STEM Funding Opportunities and Free Grant Writing Services -

Captain Planet Foundation awards grants from $250 to $2,500 for initiatives that support hands-on environmental projects involving children and youth -

If anyone else has any suggestions for educator funding, please post :slight_smile:


Hi everyone! We’re finishing up our pilot semester with Foam Farm Activity PFCs, and I just made a post about troubleshooting some issues withe the Arduino connectivity here:

Has anyone built these in classrooms, or is everyone focusing on the v2PFCs?


With our first graders, we worked with a robot called Bee-Bot that teaches very simple computer programming for kids as young as 4. It didn’t feel like technology for technology’s sake because the kids were already learning about bees and pollination; we just added sequential thinking and measuring skills to the mix.


I am working with an organization around funding the computers so that some of our high schools can build them. The site has gotten very dense with information and a variety of topics. Is there some basic space I can go to, to get all of the basic information (like building the chassis)? We are in Washington State and would to get this program started soon! I love what Juliana did and would love to connect to gain from her experience!


I found it through another question poster, but would still love to connect with Juliana!!


Hello all,

I am a coach of a First Lego League Team of 8th graders at our school called team Sophisticated AI.

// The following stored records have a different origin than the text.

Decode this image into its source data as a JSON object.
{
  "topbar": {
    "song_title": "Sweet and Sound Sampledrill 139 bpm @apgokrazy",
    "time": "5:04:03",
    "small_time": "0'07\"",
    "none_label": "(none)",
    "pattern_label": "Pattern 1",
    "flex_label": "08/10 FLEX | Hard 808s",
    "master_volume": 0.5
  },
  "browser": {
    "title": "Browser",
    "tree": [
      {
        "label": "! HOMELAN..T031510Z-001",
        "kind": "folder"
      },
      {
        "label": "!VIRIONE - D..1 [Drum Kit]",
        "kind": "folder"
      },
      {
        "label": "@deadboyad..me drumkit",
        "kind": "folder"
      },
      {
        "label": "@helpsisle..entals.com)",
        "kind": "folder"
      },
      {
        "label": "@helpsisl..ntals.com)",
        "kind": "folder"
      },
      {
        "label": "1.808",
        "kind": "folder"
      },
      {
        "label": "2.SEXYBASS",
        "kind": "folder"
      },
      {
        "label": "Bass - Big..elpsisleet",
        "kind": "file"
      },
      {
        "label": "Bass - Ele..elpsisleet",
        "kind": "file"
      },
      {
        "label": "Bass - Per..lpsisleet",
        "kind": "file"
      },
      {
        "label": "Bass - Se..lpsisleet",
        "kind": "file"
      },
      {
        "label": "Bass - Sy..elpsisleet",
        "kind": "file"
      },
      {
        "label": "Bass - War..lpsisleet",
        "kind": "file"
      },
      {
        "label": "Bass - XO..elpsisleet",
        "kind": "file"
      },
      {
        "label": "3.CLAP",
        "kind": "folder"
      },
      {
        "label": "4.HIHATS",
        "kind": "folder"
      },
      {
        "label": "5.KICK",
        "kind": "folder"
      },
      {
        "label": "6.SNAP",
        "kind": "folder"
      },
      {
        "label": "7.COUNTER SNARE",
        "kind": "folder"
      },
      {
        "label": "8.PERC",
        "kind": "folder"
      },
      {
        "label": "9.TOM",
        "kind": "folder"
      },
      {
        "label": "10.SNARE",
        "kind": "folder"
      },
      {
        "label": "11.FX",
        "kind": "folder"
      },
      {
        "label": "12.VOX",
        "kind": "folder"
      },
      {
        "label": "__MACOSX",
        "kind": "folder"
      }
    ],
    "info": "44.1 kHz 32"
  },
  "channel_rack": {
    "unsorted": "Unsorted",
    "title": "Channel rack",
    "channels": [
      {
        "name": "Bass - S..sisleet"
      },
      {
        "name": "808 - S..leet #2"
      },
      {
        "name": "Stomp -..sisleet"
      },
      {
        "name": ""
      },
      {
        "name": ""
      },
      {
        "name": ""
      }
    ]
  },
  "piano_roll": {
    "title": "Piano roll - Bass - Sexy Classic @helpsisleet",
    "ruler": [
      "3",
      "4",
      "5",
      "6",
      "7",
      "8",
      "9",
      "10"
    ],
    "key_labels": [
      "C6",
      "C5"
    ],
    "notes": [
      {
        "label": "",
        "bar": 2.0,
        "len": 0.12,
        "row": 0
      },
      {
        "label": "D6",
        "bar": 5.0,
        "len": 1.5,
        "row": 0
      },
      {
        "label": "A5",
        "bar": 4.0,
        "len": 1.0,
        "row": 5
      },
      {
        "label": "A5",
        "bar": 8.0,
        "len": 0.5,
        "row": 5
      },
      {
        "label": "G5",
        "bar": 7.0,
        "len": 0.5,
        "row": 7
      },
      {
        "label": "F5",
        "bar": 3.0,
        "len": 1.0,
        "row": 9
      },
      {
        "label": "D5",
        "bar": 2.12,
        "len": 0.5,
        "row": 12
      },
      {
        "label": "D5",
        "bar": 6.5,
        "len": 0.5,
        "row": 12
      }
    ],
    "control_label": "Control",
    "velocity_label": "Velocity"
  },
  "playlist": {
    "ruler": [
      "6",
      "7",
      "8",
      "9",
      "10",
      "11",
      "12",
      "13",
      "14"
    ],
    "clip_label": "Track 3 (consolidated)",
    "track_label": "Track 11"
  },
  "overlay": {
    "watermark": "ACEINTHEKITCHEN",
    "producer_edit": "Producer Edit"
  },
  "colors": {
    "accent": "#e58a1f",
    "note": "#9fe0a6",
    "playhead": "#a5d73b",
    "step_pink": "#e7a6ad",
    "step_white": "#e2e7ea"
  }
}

For our Design Project for FLL they have been learning about Open Ag, hydroponics and PFCs. The team applied for a grant from our school earlier in the fall and have been working on building a Foam Farm based on the plans they found online. It has been a learning process but we just successfully tested all of the components yesterday and are looking forward to growing something after the break.

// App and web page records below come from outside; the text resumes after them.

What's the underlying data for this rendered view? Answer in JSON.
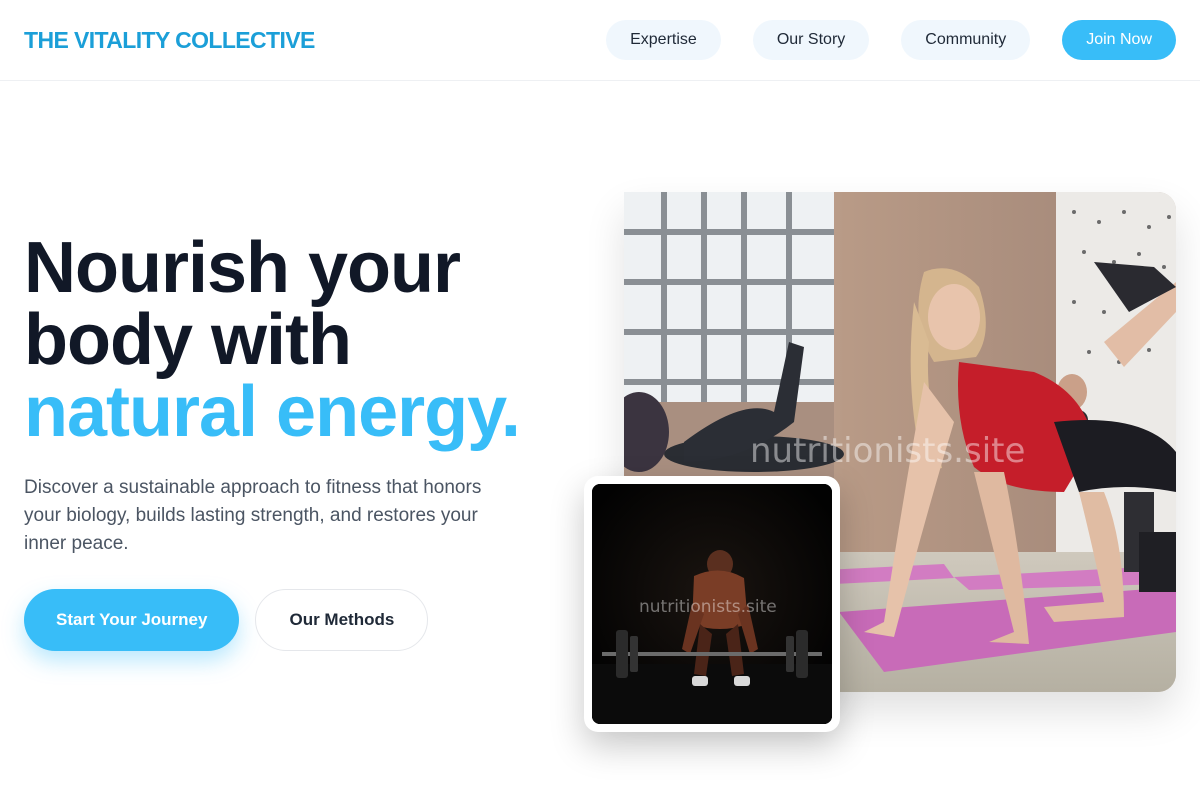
{
  "header": {
    "brand": "THE VITALITY COLLECTIVE",
    "nav": [
      "Expertise",
      "Our Story",
      "Community"
    ],
    "cta": "Join Now"
  },
  "hero": {
    "headline_line1": "Nourish your",
    "headline_line2": "body with",
    "headline_accent": "natural energy.",
    "subtext": "Discover a sustainable approach to fitness that honors your biology, builds lasting strength, and restores your inner peace.",
    "primary_button": "Start Your Journey",
    "secondary_button": "Our Methods"
  },
  "images": {
    "main_photo_alt": "Woman doing a kneeling kickback exercise on a pink mat in a group fitness class",
    "main_watermark": "nutritionists.site",
    "inset_photo_alt": "Man performing a deadlift with a barbell in a dark gym",
    "inset_watermark": "nutritionists.site"
  },
  "colors": {
    "brand": "#1b9fd8",
    "accent": "#38bdf8",
    "headline": "#111827",
    "body_text": "#4b5563",
    "nav_pill_bg": "#f0f7fd"
  }
}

Any good recommendations for a first recipe to try?

They are excited by the Open Ag movement and would like to share one way that they were thinking that Open Ag might be able to attract a broader audience, especially younger people. Here is what they are proposing(in their own words):

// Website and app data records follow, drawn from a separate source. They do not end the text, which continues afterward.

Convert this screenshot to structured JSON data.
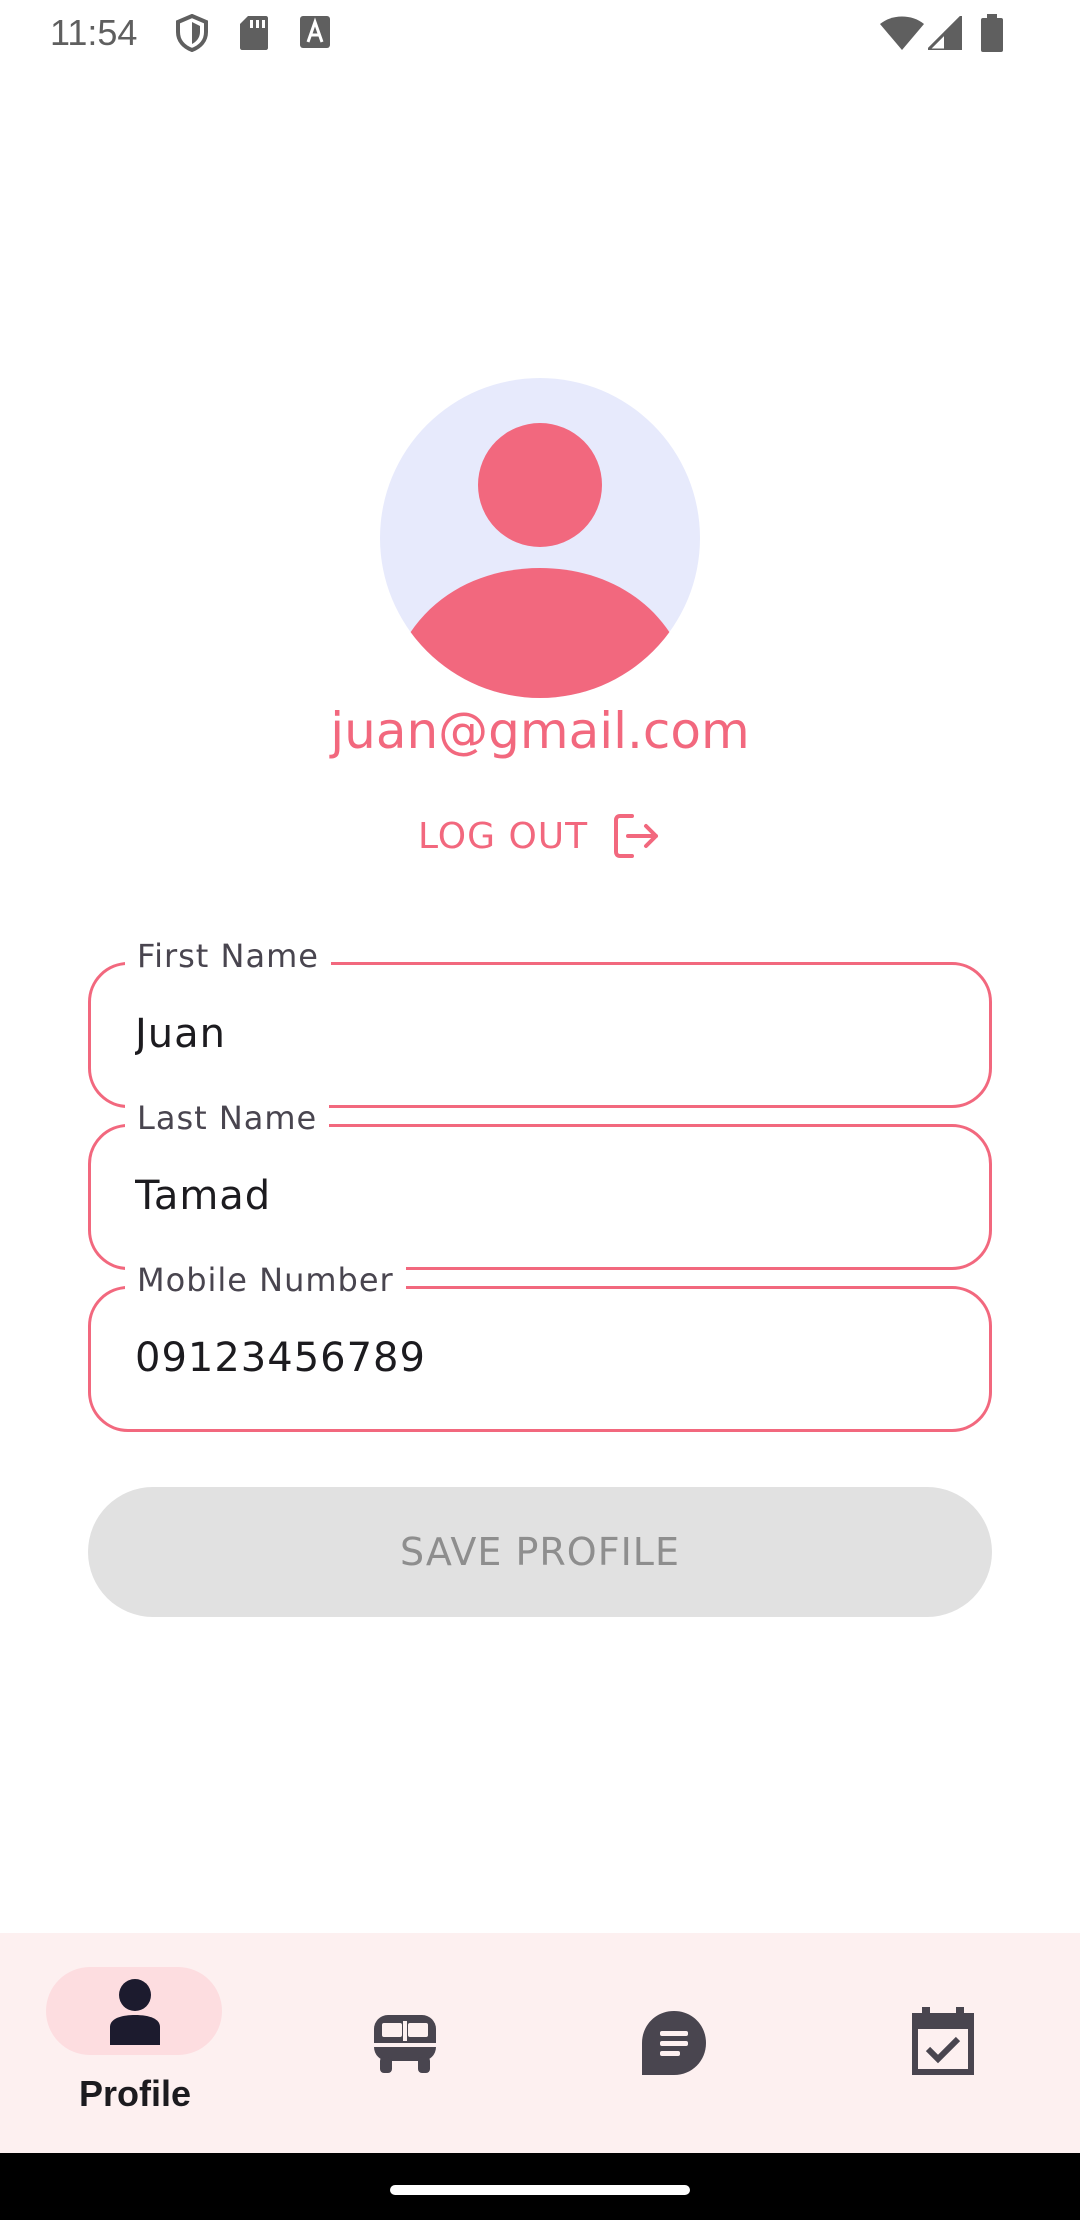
{
  "status_bar": {
    "time": "11:54",
    "left_icons": [
      "shield-icon",
      "sd-card-icon",
      "font-a-icon"
    ],
    "right_icons": [
      "wifi-icon",
      "signal-icon",
      "battery-icon"
    ]
  },
  "profile": {
    "avatar_icon": "person-avatar-icon",
    "email": "juan@gmail.com",
    "logout_label": "LOG OUT",
    "logout_icon": "logout-icon"
  },
  "form": {
    "first_name": {
      "label": "First Name",
      "value": "Juan"
    },
    "last_name": {
      "label": "Last Name",
      "value": "Tamad"
    },
    "mobile": {
      "label": "Mobile Number",
      "value": "09123456789"
    },
    "save_label": "SAVE PROFILE"
  },
  "bottom_nav": {
    "items": [
      {
        "label": "Profile",
        "icon": "person-icon",
        "selected": true
      },
      {
        "label": "",
        "icon": "bus-icon",
        "selected": false
      },
      {
        "label": "",
        "icon": "chat-icon",
        "selected": false
      },
      {
        "label": "",
        "icon": "calendar-check-icon",
        "selected": false
      }
    ]
  },
  "colors": {
    "accent": "#f2687e",
    "avatar_bg": "#e7eafc",
    "nav_bg": "#fdf0f0",
    "nav_pill": "#fddde0",
    "disabled_btn": "#e1e1e1"
  }
}
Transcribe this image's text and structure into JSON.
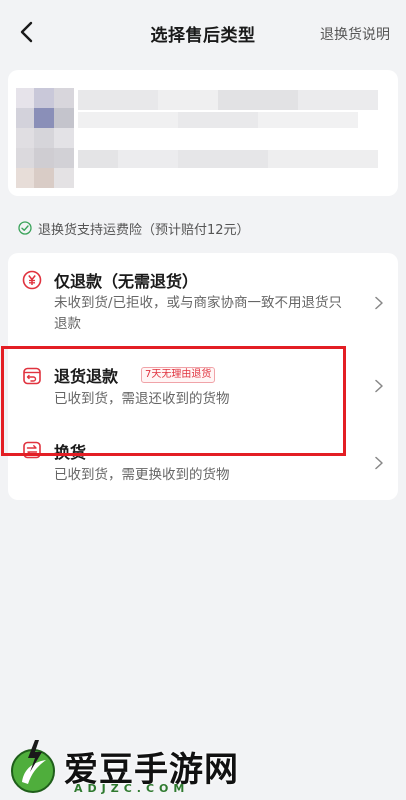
{
  "header": {
    "title": "选择售后类型",
    "help_link": "退换货说明"
  },
  "insurance_note": "退换货支持运费险（预计赔付12元）",
  "options": [
    {
      "title": "仅退款（无需退货）",
      "desc": "未收到货/已拒收，或与商家协商一致不用退货只退款",
      "icon": "yen-icon"
    },
    {
      "title": "退货退款",
      "badge": "7天无理由退货",
      "desc": "已收到货，需退还收到的货物",
      "icon": "return-box-icon"
    },
    {
      "title": "换货",
      "desc": "已收到货，需更换收到的货物",
      "icon": "exchange-icon"
    }
  ],
  "colors": {
    "accent_red": "#e0333f",
    "highlight_red": "#e31e24",
    "check_green": "#3aa35a"
  },
  "watermark": {
    "text": "爱豆手游网",
    "url": "ADJZC.COM"
  }
}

Our Proposed Solution

Part One: Improving the instructions for the Foam Farm

We think that in order for a smart hydroponics system such as the Foam Farm to be accessible to younger kids, several improvements would have to be made. The current instruction manual provided by OpenAg is clear, but not exactly kid-friendly or accessible. Providing diagrams of how the system works, more supporting photos in the assembly process, troubleshooting tips and more readable code is an easy way to make help make the Foam Farm less daunting for younger kids and less experienced adults alike.

Part Two: An interactive PFC simulator app

We suspect that even with an easier to assemble plan for a Foam Farm, taking the leap and purchasing materials presents an obstacle. So we also propose an app that will use real data from Open Ag to teach kids our age about the operations of a Personal Food Computer through simulation and gameplay.

Some of the features of this app would include:

Plant Information - Real Data From Open Ag

Using the Open Phenome Project as a model, we would look at different climate recipes and transfer them into plant information. OpenAg, the MIT initiative that served as an entry-point in our PFC journey, has sample recipes for growing greens. These can be converted into simple plant profiles by using the values of humidity (etc.) and simple research on the plant. We would simplify this into core variables and design plant profiles that give the ‘stats’ for plants a user might want to use.

Learning to Program

We’ve chosen to follow in the footsteps of Scratch and The Hour of Code Initiative and make our app a platform for enthusiastic coders and eager teachers. Using the basic recipes from OpenAg, we would condense the code into simple, easy-to-use blocks. Then, using the plant profile of their chosen veggie or fruit, they would code for the conditions that would optimize growth.

Any thoughts or feedback would be greatly appreciated.